400771: 48 8b 7d f0 mov 0xfffffffffffffff0(%rbp),%rdi
400775: e8 be fe ff ff callq 400638 <_Unwind_Resume@plt>
40077a: 48 8b 7d f0 mov 0xfffffffffffffff0(%rbp),%rdi
40077e: e8 a5 fe ff ff callq 400628 <__cxa_begin_catch@plt>
400783: 8b 00 mov (%rax),%eax
400785: 89 45 fc mov %eax,0xfffffffffffffffc(%rbp)
400788: e8 6b fe ff ff callq 4005f8 <__cxa_end_catch@plt>
40078d: b8 00 00 00 00 mov $0×0,%eax
400792: c9 leaveq
400793: c3 retq

Notice the calls are to begin_catch, unwind_resume, end_catch etc are all boilerplate exception handling code. The jmp at address 400765 skips over all of this and goes right to the return code at address 40078d.

What this means is that for code that does not throw an exception, there is no cost in the calling function. The runtime cost of exception handling may be high if an exception is thrown. Thus, exception handling should not be in the default path, merely the exceptional.

Hello world!

Whenever I contemplated starting a Web Log (yes, that is where Blog comes from) I could never justify putting it on someone else’s site. So, finally, I’ve decided to post it here on a site I administer, with a domain name that means something.

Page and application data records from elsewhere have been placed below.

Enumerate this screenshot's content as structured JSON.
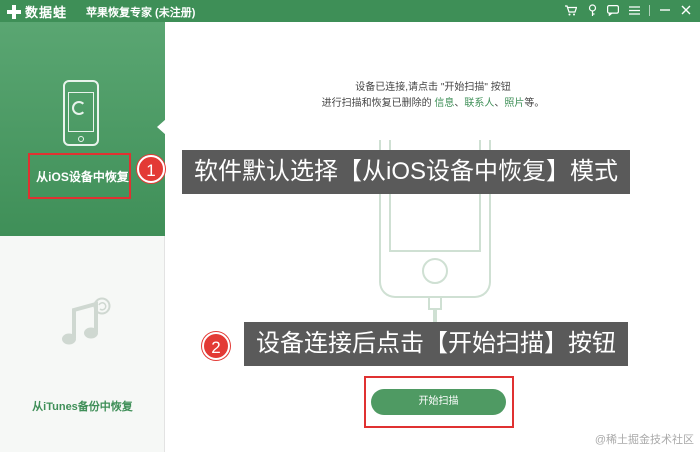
{
  "titlebar": {
    "logo_text": "数据蛙",
    "app_title": "苹果恢复专家 (未注册)"
  },
  "sidebar": {
    "items": [
      {
        "label": "从iOS设备中恢复",
        "active": true,
        "icon": "phone-sync-icon"
      },
      {
        "label": "从iTunes备份中恢复",
        "active": false,
        "icon": "music-sync-icon"
      }
    ]
  },
  "main": {
    "instruction_line1": "设备已连接,请点击 \"开始扫描\" 按钮",
    "instruction_line2_prefix": "进行扫描和恢复已删除的 ",
    "link_info": "信息",
    "sep1": "、",
    "link_contacts": "联系人",
    "sep2": "、",
    "link_photos": "照片",
    "instruction_line2_suffix": "等。",
    "device_label": "iPhone",
    "start_button": "开始扫描"
  },
  "annotations": [
    {
      "number": "1",
      "text": "软件默认选择【从iOS设备中恢复】模式"
    },
    {
      "number": "2",
      "text": "设备连接后点击【开始扫描】按钮"
    }
  ],
  "watermark": "@稀土掘金技术社区",
  "colors": {
    "brand_green": "#3e8f57",
    "highlight_red": "#e03131",
    "callout_bg": "#5a5a5a"
  }
}
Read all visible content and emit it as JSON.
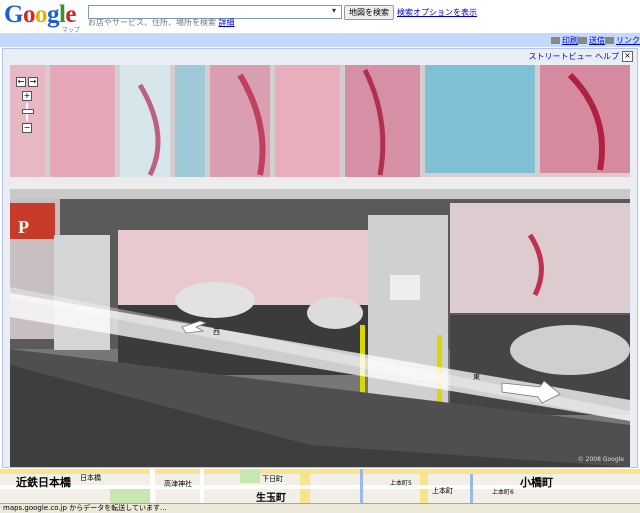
{
  "header": {
    "logo_text": "Google",
    "logo_sub": "マップ BETA",
    "search_value": "",
    "search_button": "地図を検索",
    "options_link": "検索オプションを表示",
    "hint_text": "お店やサービス、住所、場所を検索",
    "hint_link": "詳細"
  },
  "topbar": {
    "print": "印刷",
    "mail": "送信",
    "link": "リンク"
  },
  "streetview": {
    "help": "ストリートビュー ヘルプ",
    "close": "×",
    "controls": [
      "←",
      "→",
      "+",
      "−"
    ],
    "road_west": "西",
    "road_east": "東",
    "copyright": "© 2008 Google",
    "sign_letter": "P"
  },
  "map": {
    "labels": [
      "近鉄日本橋",
      "日本橋",
      "高津神社",
      "下日町",
      "上本町",
      "生玉町",
      "小橋町",
      "上本町5",
      "上本町6"
    ]
  },
  "status": {
    "text": "maps.google.co.jp からデータを転送しています..."
  },
  "colors": {
    "accent_bar": "#c3d9ff",
    "link": "#0000cc"
  }
}
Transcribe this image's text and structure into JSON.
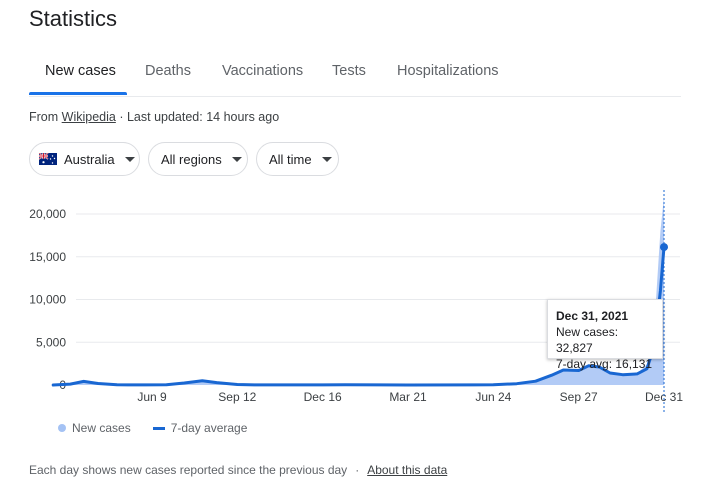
{
  "title": "Statistics",
  "tabs": [
    {
      "label": "New cases",
      "active": true
    },
    {
      "label": "Deaths",
      "active": false
    },
    {
      "label": "Vaccinations",
      "active": false
    },
    {
      "label": "Tests",
      "active": false
    },
    {
      "label": "Hospitalizations",
      "active": false
    }
  ],
  "source": {
    "prefix": "From",
    "link": "Wikipedia",
    "updated": "· Last updated: 14 hours ago"
  },
  "filters": {
    "country": "Australia",
    "region": "All regions",
    "time": "All time"
  },
  "tooltip": {
    "date": "Dec 31, 2021",
    "new_cases": "New cases: 32,827",
    "avg": "7-day avg: 16,131"
  },
  "legend": {
    "new_cases": "New cases",
    "avg": "7-day average"
  },
  "footer": {
    "note": "Each day shows new cases reported since the previous day",
    "separator": "·",
    "about": "About this data"
  },
  "colors": {
    "accent": "#1a73e8",
    "avg_line": "#1967d2",
    "cases_fill": "#a4c2f4"
  },
  "chart_data": {
    "type": "area",
    "title": "",
    "xlabel": "",
    "ylabel": "",
    "ylim": [
      0,
      22000
    ],
    "yticks": [
      0,
      5000,
      10000,
      15000,
      20000
    ],
    "ytick_labels": [
      "0",
      "5,000",
      "10,000",
      "15,000",
      "20,000"
    ],
    "xticks": [
      {
        "date": "2020-06-09",
        "label": "Jun 9"
      },
      {
        "date": "2020-09-12",
        "label": "Sep 12"
      },
      {
        "date": "2020-12-16",
        "label": "Dec 16"
      },
      {
        "date": "2021-03-21",
        "label": "Mar 21"
      },
      {
        "date": "2021-06-24",
        "label": "Jun 24"
      },
      {
        "date": "2021-09-27",
        "label": "Sep 27"
      },
      {
        "date": "2021-12-31",
        "label": "Dec 31"
      }
    ],
    "series": [
      {
        "name": "7-day average",
        "points": [
          [
            "2020-02-20",
            0
          ],
          [
            "2020-03-10",
            100
          ],
          [
            "2020-03-25",
            420
          ],
          [
            "2020-04-10",
            180
          ],
          [
            "2020-05-01",
            20
          ],
          [
            "2020-06-01",
            10
          ],
          [
            "2020-06-25",
            40
          ],
          [
            "2020-07-15",
            230
          ],
          [
            "2020-08-04",
            490
          ],
          [
            "2020-08-20",
            280
          ],
          [
            "2020-09-12",
            60
          ],
          [
            "2020-10-01",
            15
          ],
          [
            "2020-12-16",
            10
          ],
          [
            "2021-01-10",
            20
          ],
          [
            "2021-03-21",
            5
          ],
          [
            "2021-06-01",
            15
          ],
          [
            "2021-06-24",
            30
          ],
          [
            "2021-07-20",
            150
          ],
          [
            "2021-08-10",
            450
          ],
          [
            "2021-08-28",
            1150
          ],
          [
            "2021-09-10",
            1750
          ],
          [
            "2021-09-27",
            1700
          ],
          [
            "2021-10-08",
            2250
          ],
          [
            "2021-10-20",
            2100
          ],
          [
            "2021-11-01",
            1400
          ],
          [
            "2021-11-15",
            1200
          ],
          [
            "2021-12-01",
            1300
          ],
          [
            "2021-12-12",
            1900
          ],
          [
            "2021-12-20",
            4500
          ],
          [
            "2021-12-27",
            11000
          ],
          [
            "2021-12-31",
            16131
          ]
        ]
      },
      {
        "name": "New cases",
        "points": [
          [
            "2020-02-20",
            0
          ],
          [
            "2020-03-10",
            110
          ],
          [
            "2020-03-25",
            450
          ],
          [
            "2020-04-10",
            170
          ],
          [
            "2020-05-01",
            20
          ],
          [
            "2020-06-01",
            10
          ],
          [
            "2020-06-25",
            40
          ],
          [
            "2020-07-15",
            240
          ],
          [
            "2020-08-04",
            520
          ],
          [
            "2020-08-20",
            270
          ],
          [
            "2020-09-12",
            60
          ],
          [
            "2020-10-01",
            15
          ],
          [
            "2020-12-16",
            10
          ],
          [
            "2021-01-10",
            20
          ],
          [
            "2021-03-21",
            5
          ],
          [
            "2021-06-01",
            15
          ],
          [
            "2021-06-24",
            30
          ],
          [
            "2021-07-20",
            160
          ],
          [
            "2021-08-10",
            470
          ],
          [
            "2021-08-28",
            1200
          ],
          [
            "2021-09-10",
            1800
          ],
          [
            "2021-09-27",
            1650
          ],
          [
            "2021-10-08",
            2300
          ],
          [
            "2021-10-20",
            2050
          ],
          [
            "2021-11-01",
            1350
          ],
          [
            "2021-11-15",
            1150
          ],
          [
            "2021-12-01",
            1350
          ],
          [
            "2021-12-12",
            2400
          ],
          [
            "2021-12-20",
            6500
          ],
          [
            "2021-12-27",
            18000
          ],
          [
            "2021-12-31",
            32827
          ]
        ]
      }
    ],
    "highlight": {
      "date": "2021-12-31",
      "new_cases": 32827,
      "avg": 16131
    }
  }
}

This blog is going to be a mix of history, self-analysis, technological discussions, music, perhaps a touch of politics, and random musings. I’ve been through enough in my 36 years that I feel, just maybe, I have something to say.

A little about me (in no particular order):

I am a software engineer. I’ve worked on a very varied set of software projects in my time as a coder. I hope to use this forum as a method to analyze what I have done, learn from it, and generate new ideas for future development. While there are a million blogs out there that cover software engineering, most come from a very specific direction (Java, PHP, eCommerce) and I hope to get a level above that.

Currently I work for Penguin Computing. I don’t mind saying the name of the company since I am leaving them on good terms in a couple of weeks. I am not leaving because I am unhappy in my job; I actually like it a lot. My reasons for leaving come from my desire to move across country. Penguin is a Linux company that has focused on High Performance Clustering, a very different type of system than enterprise development. My previous work was has covered eCommerce, reporting systems, database drive sites for health-care, and network storage configuration.

I am about to start working for a company in the Cambridge area that most people in the tech world have heard of, but fewer people in other fields. I’ll limit my discussions about things at work to general technical issues. My goal here is to avoid a conflict of interest.

I am a married man. My wife is currently finishing her PhD in biostatistics. Biostat is the mathematical modeling used in public health studies. Since I am a coder, and her work involves programming, I’ve helped her out and learned a thing or two about programming in R, the statistical language she uses.

My wife and I have a one year old son. Aside from the joy every father should feel in his child’s development, I am also fascinated by the opportunity to learn about learning. So much of programming is about developing systems that can handle wider and wider ranges of situation, it is fascinating to see the ultimate software/hardware system in it’s early development stage. Of course, sleep deprivation my inhibit my ability to really process a lot of this.